▸ **REQUIRED ACTION**
Gather all lines in the entries that include the word "subject".

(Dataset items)

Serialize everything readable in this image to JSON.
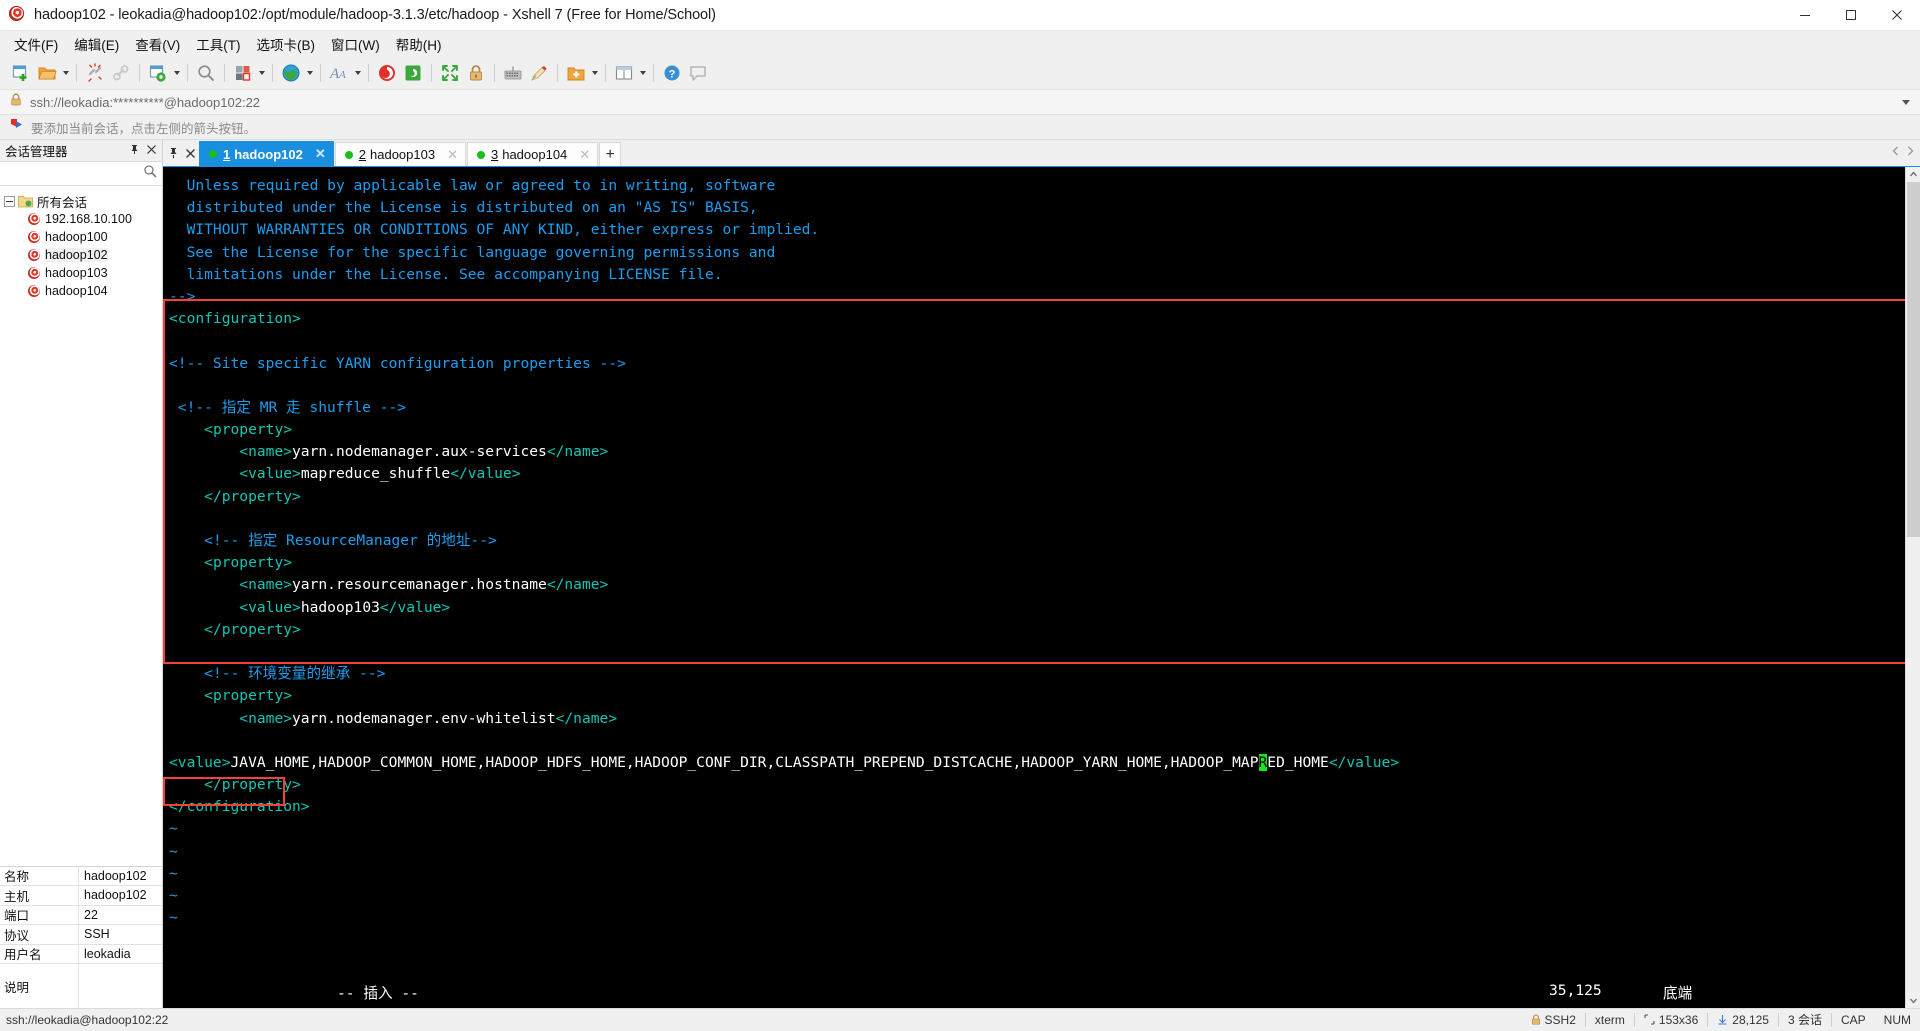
{
  "window": {
    "title": "hadoop102 - leokadia@hadoop102:/opt/module/hadoop-3.1.3/etc/hadoop - Xshell 7 (Free for Home/School)",
    "app_icon": "xshell-spiral-icon",
    "minimize_label": "Minimize",
    "maximize_label": "Maximize",
    "close_label": "Close"
  },
  "menubar": {
    "items": [
      {
        "label": "文件(F)",
        "name": "menu-file"
      },
      {
        "label": "编辑(E)",
        "name": "menu-edit"
      },
      {
        "label": "查看(V)",
        "name": "menu-view"
      },
      {
        "label": "工具(T)",
        "name": "menu-tools"
      },
      {
        "label": "选项卡(B)",
        "name": "menu-tab"
      },
      {
        "label": "窗口(W)",
        "name": "menu-window"
      },
      {
        "label": "帮助(H)",
        "name": "menu-help"
      }
    ]
  },
  "toolbar": {
    "icons": [
      "new-session-icon",
      "open-folder-icon",
      "disconnect-icon",
      "link-icon",
      "session-properties-icon",
      "find-icon",
      "transfer-icon",
      "globe-icon",
      "font-icon",
      "xshell-icon",
      "xftp-icon",
      "fullscreen-icon",
      "lock-icon",
      "keyboard-icon",
      "highlight-icon",
      "add-folder-icon",
      "layout-icon"
    ]
  },
  "addressbar": {
    "lock_icon": "lock-icon",
    "value": "ssh://leokadia:**********@hadoop102:22",
    "dropdown_icon": "chevron-down-icon"
  },
  "hintbar": {
    "icon": "arrow-flag-icon",
    "text": "要添加当前会话，点击左侧的箭头按钮。"
  },
  "sidebar": {
    "title": "会话管理器",
    "pin_icon": "pin-icon",
    "close_icon": "close-icon",
    "search_icon": "search-icon",
    "root": {
      "label": "所有会话",
      "icon": "folder-sessions-icon"
    },
    "items": [
      {
        "label": "192.168.10.100",
        "icon": "session-icon",
        "selected": false
      },
      {
        "label": "hadoop100",
        "icon": "session-icon",
        "selected": false
      },
      {
        "label": "hadoop102",
        "icon": "session-icon",
        "selected": true
      },
      {
        "label": "hadoop103",
        "icon": "session-icon",
        "selected": false
      },
      {
        "label": "hadoop104",
        "icon": "session-icon",
        "selected": false
      }
    ],
    "properties": [
      {
        "key": "名称",
        "value": "hadoop102"
      },
      {
        "key": "主机",
        "value": "hadoop102"
      },
      {
        "key": "端口",
        "value": "22"
      },
      {
        "key": "协议",
        "value": "SSH"
      },
      {
        "key": "用户名",
        "value": "leokadia"
      },
      {
        "key": "说明",
        "value": ""
      }
    ]
  },
  "tabs": {
    "pin_icon": "pin-icon",
    "close_icon": "close-icon",
    "items": [
      {
        "num": "1",
        "label": "hadoop102",
        "active": true
      },
      {
        "num": "2",
        "label": "hadoop103",
        "active": false
      },
      {
        "num": "3",
        "label": "hadoop104",
        "active": false
      }
    ],
    "add_label": "+"
  },
  "terminal": {
    "lines": [
      {
        "indent": 2,
        "segs": [
          {
            "t": "Unless required by applicable law or agreed to in writing, software",
            "c": "comment"
          }
        ]
      },
      {
        "indent": 2,
        "segs": [
          {
            "t": "distributed under the License is distributed on an \"AS IS\" BASIS,",
            "c": "comment"
          }
        ]
      },
      {
        "indent": 2,
        "segs": [
          {
            "t": "WITHOUT WARRANTIES OR CONDITIONS OF ANY KIND, either express or implied.",
            "c": "comment"
          }
        ]
      },
      {
        "indent": 2,
        "segs": [
          {
            "t": "See the License for the specific language governing permissions and",
            "c": "comment"
          }
        ]
      },
      {
        "indent": 2,
        "segs": [
          {
            "t": "limitations under the License. See accompanying LICENSE file.",
            "c": "comment"
          }
        ]
      },
      {
        "indent": 0,
        "segs": [
          {
            "t": "-->",
            "c": "comment"
          }
        ]
      },
      {
        "indent": 0,
        "segs": [
          {
            "t": "<configuration>",
            "c": "tag"
          }
        ]
      },
      {
        "indent": 0,
        "segs": [
          {
            "t": "",
            "c": "txt"
          }
        ]
      },
      {
        "indent": 0,
        "segs": [
          {
            "t": "<!-- Site specific YARN configuration properties -->",
            "c": "comment"
          }
        ]
      },
      {
        "indent": 0,
        "segs": [
          {
            "t": "",
            "c": "txt"
          }
        ]
      },
      {
        "indent": 1,
        "segs": [
          {
            "t": "<!-- 指定 MR 走 shuffle -->",
            "c": "comment"
          }
        ]
      },
      {
        "indent": 4,
        "segs": [
          {
            "t": "<property>",
            "c": "tag"
          }
        ]
      },
      {
        "indent": 8,
        "segs": [
          {
            "t": "<name>",
            "c": "tag"
          },
          {
            "t": "yarn.nodemanager.aux-services",
            "c": "txt"
          },
          {
            "t": "</name>",
            "c": "tag"
          }
        ]
      },
      {
        "indent": 8,
        "segs": [
          {
            "t": "<value>",
            "c": "tag"
          },
          {
            "t": "mapreduce_shuffle",
            "c": "txt"
          },
          {
            "t": "</value>",
            "c": "tag"
          }
        ]
      },
      {
        "indent": 4,
        "segs": [
          {
            "t": "</property>",
            "c": "tag"
          }
        ]
      },
      {
        "indent": 0,
        "segs": [
          {
            "t": "",
            "c": "txt"
          }
        ]
      },
      {
        "indent": 4,
        "segs": [
          {
            "t": "<!-- 指定 ResourceManager 的地址-->",
            "c": "comment"
          }
        ]
      },
      {
        "indent": 4,
        "segs": [
          {
            "t": "<property>",
            "c": "tag"
          }
        ]
      },
      {
        "indent": 8,
        "segs": [
          {
            "t": "<name>",
            "c": "tag"
          },
          {
            "t": "yarn.resourcemanager.hostname",
            "c": "txt"
          },
          {
            "t": "</name>",
            "c": "tag"
          }
        ]
      },
      {
        "indent": 8,
        "segs": [
          {
            "t": "<value>",
            "c": "tag"
          },
          {
            "t": "hadoop103",
            "c": "txt"
          },
          {
            "t": "</value>",
            "c": "tag"
          }
        ]
      },
      {
        "indent": 4,
        "segs": [
          {
            "t": "</property>",
            "c": "tag"
          }
        ]
      },
      {
        "indent": 0,
        "segs": [
          {
            "t": "",
            "c": "txt"
          }
        ]
      },
      {
        "indent": 4,
        "segs": [
          {
            "t": "<!-- 环境变量的继承 -->",
            "c": "comment"
          }
        ]
      },
      {
        "indent": 4,
        "segs": [
          {
            "t": "<property>",
            "c": "tag"
          }
        ]
      },
      {
        "indent": 8,
        "segs": [
          {
            "t": "<name>",
            "c": "tag"
          },
          {
            "t": "yarn.nodemanager.env-whitelist",
            "c": "txt"
          },
          {
            "t": "</name>",
            "c": "tag"
          }
        ]
      },
      {
        "indent": 0,
        "segs": [
          {
            "t": "",
            "c": "txt"
          }
        ]
      },
      {
        "indent": 0,
        "segs": [
          {
            "t": "<value>",
            "c": "tag"
          },
          {
            "t": "JAVA_HOME,HADOOP_COMMON_HOME,HADOOP_HDFS_HOME,HADOOP_CONF_DIR,CLASSPATH_PREPEND_DISTCACHE,HADOOP_YARN_HOME,HADOOP_MAP",
            "c": "txt"
          },
          {
            "t": "R",
            "c": "cursor"
          },
          {
            "t": "ED_HOME",
            "c": "txt"
          },
          {
            "t": "</value>",
            "c": "tag"
          }
        ]
      },
      {
        "indent": 4,
        "segs": [
          {
            "t": "</property>",
            "c": "tag"
          }
        ]
      },
      {
        "indent": 0,
        "segs": [
          {
            "t": "</configuration>",
            "c": "tag"
          }
        ]
      },
      {
        "indent": 0,
        "segs": [
          {
            "t": "~",
            "c": "tilde"
          }
        ]
      },
      {
        "indent": 0,
        "segs": [
          {
            "t": "~",
            "c": "tilde"
          }
        ]
      },
      {
        "indent": 0,
        "segs": [
          {
            "t": "~",
            "c": "tilde"
          }
        ]
      },
      {
        "indent": 0,
        "segs": [
          {
            "t": "~",
            "c": "tilde"
          }
        ]
      },
      {
        "indent": 0,
        "segs": [
          {
            "t": "~",
            "c": "tilde"
          }
        ]
      }
    ],
    "vim_status": {
      "mode": "-- 插入 --",
      "position": "35,125",
      "scroll": "底端"
    },
    "annotation_color": "#f4413b"
  },
  "statusbar": {
    "left": "ssh://leokadia@hadoop102:22",
    "cells": [
      {
        "icon": "lock-icon",
        "label": "SSH2",
        "name": "status-protocol"
      },
      {
        "icon": "",
        "label": "xterm",
        "name": "status-terminal-type"
      },
      {
        "icon": "size-icon",
        "label": "153x36",
        "name": "status-size"
      },
      {
        "icon": "bytes-icon",
        "label": "28,125",
        "name": "status-bytes"
      },
      {
        "icon": "",
        "label": "3 会话",
        "name": "status-sessions"
      },
      {
        "icon": "",
        "label": "CAP",
        "name": "status-caps"
      },
      {
        "icon": "",
        "label": "NUM",
        "name": "status-num"
      }
    ]
  }
}
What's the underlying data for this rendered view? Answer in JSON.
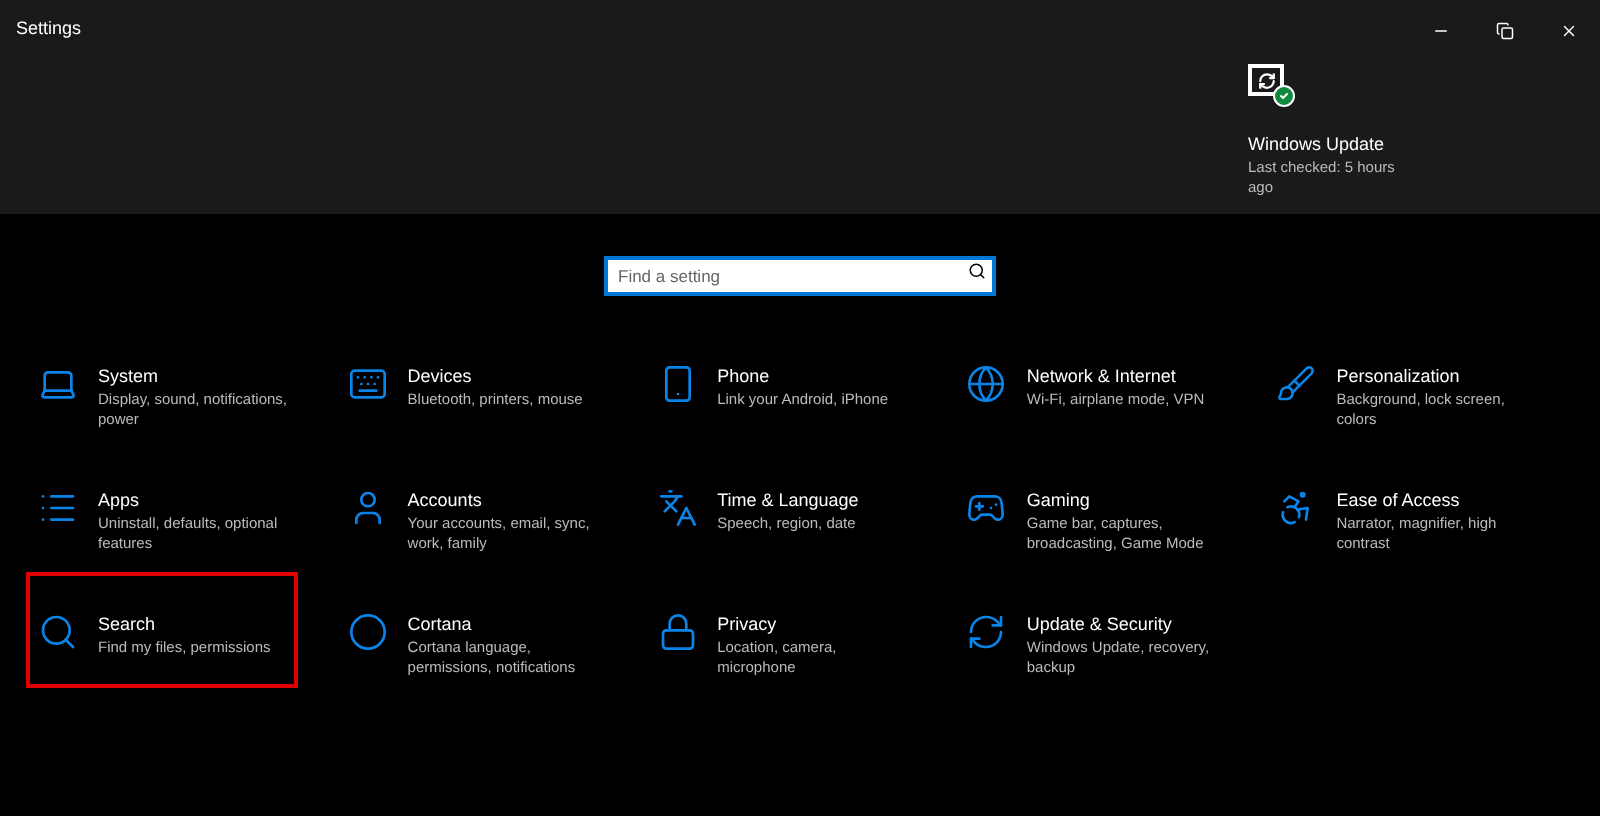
{
  "window": {
    "title": "Settings"
  },
  "update_status": {
    "title": "Windows Update",
    "subtitle": "Last checked: 5 hours ago"
  },
  "search": {
    "placeholder": "Find a setting"
  },
  "categories": [
    {
      "title": "System",
      "description": "Display, sound, notifications, power",
      "highlighted": false
    },
    {
      "title": "Devices",
      "description": "Bluetooth, printers, mouse",
      "highlighted": false
    },
    {
      "title": "Phone",
      "description": "Link your Android, iPhone",
      "highlighted": false
    },
    {
      "title": "Network & Internet",
      "description": "Wi-Fi, airplane mode, VPN",
      "highlighted": false
    },
    {
      "title": "Personalization",
      "description": "Background, lock screen, colors",
      "highlighted": false
    },
    {
      "title": "Apps",
      "description": "Uninstall, defaults, optional features",
      "highlighted": false
    },
    {
      "title": "Accounts",
      "description": "Your accounts, email, sync, work, family",
      "highlighted": false
    },
    {
      "title": "Time & Language",
      "description": "Speech, region, date",
      "highlighted": false
    },
    {
      "title": "Gaming",
      "description": "Game bar, captures, broadcasting, Game Mode",
      "highlighted": false
    },
    {
      "title": "Ease of Access",
      "description": "Narrator, magnifier, high contrast",
      "highlighted": false
    },
    {
      "title": "Search",
      "description": "Find my files, permissions",
      "highlighted": true
    },
    {
      "title": "Cortana",
      "description": "Cortana language, permissions, notifications",
      "highlighted": false
    },
    {
      "title": "Privacy",
      "description": "Location, camera, microphone",
      "highlighted": false
    },
    {
      "title": "Update & Security",
      "description": "Windows Update, recovery, backup",
      "highlighted": false
    }
  ]
}
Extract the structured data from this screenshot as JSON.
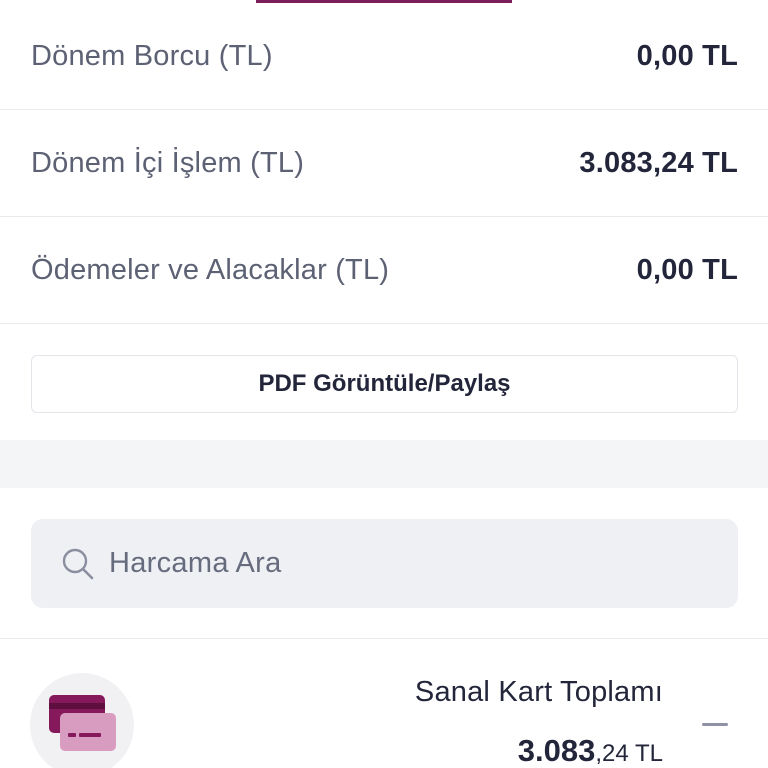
{
  "summary": {
    "rows": [
      {
        "label": "Dönem Borcu (TL)",
        "value": "0,00 TL"
      },
      {
        "label": "Dönem İçi İşlem (TL)",
        "value": "3.083,24 TL"
      },
      {
        "label": "Ödemeler ve Alacaklar (TL)",
        "value": "0,00 TL"
      }
    ],
    "pdf_button_label": "PDF Görüntüle/Paylaş"
  },
  "search": {
    "placeholder": "Harcama Ara"
  },
  "card_total": {
    "title": "Sanal Kart Toplamı",
    "amount_integer": "3.083",
    "amount_decimal": ",24",
    "currency": " TL",
    "icon": "credit-cards-icon"
  },
  "colors": {
    "accent": "#7b1e5a",
    "icon_dark": "#86195b",
    "icon_light": "#d79cc0",
    "search_bg": "#eef0f4",
    "text_primary": "#23263a",
    "text_secondary": "#5d6174"
  }
}
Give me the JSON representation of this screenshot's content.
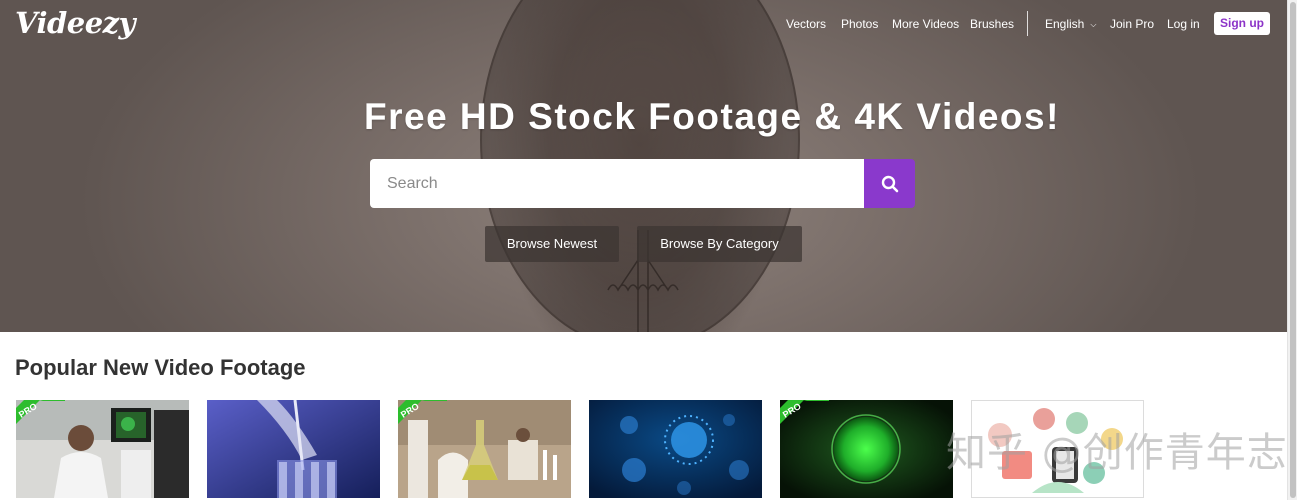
{
  "header": {
    "logo": "Videezy",
    "nav": [
      "Vectors",
      "Photos",
      "More Videos",
      "Brushes"
    ],
    "language": "English",
    "join_pro": "Join Pro",
    "login": "Log in",
    "signup": "Sign up"
  },
  "hero": {
    "title": "Free HD Stock Footage & 4K Videos!",
    "search_placeholder": "Search",
    "browse_newest": "Browse Newest",
    "browse_category": "Browse By Category"
  },
  "section": {
    "title": "Popular New Video Footage"
  },
  "thumbnails": [
    {
      "subject": "scientist at microscope",
      "pro": true
    },
    {
      "subject": "pipette into glassware",
      "pro": false
    },
    {
      "subject": "laboratory with flask",
      "pro": true
    },
    {
      "subject": "blue virus particles",
      "pro": false
    },
    {
      "subject": "green cell",
      "pro": true
    },
    {
      "subject": "online shopping illustration",
      "pro": false
    }
  ],
  "badge_label": "PRO",
  "watermark": "知乎 @创作青年志",
  "colors": {
    "accent_purple": "#8a39cc",
    "pro_green": "#2dbd2d",
    "section_text": "#333333"
  }
}
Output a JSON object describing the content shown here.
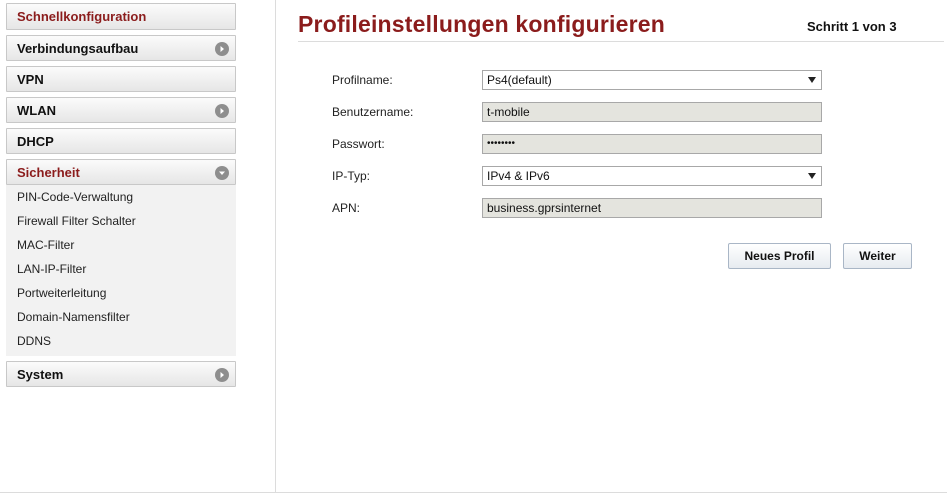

▸ **REPLY**
      "subject": "scientist at microscope",
      "subject": "pipette into glassware",
      "subject": "laboratory with flask",
      "subject": "blue virus particles",
      "subject": "green cell",
      "subject": "online shopping illustration",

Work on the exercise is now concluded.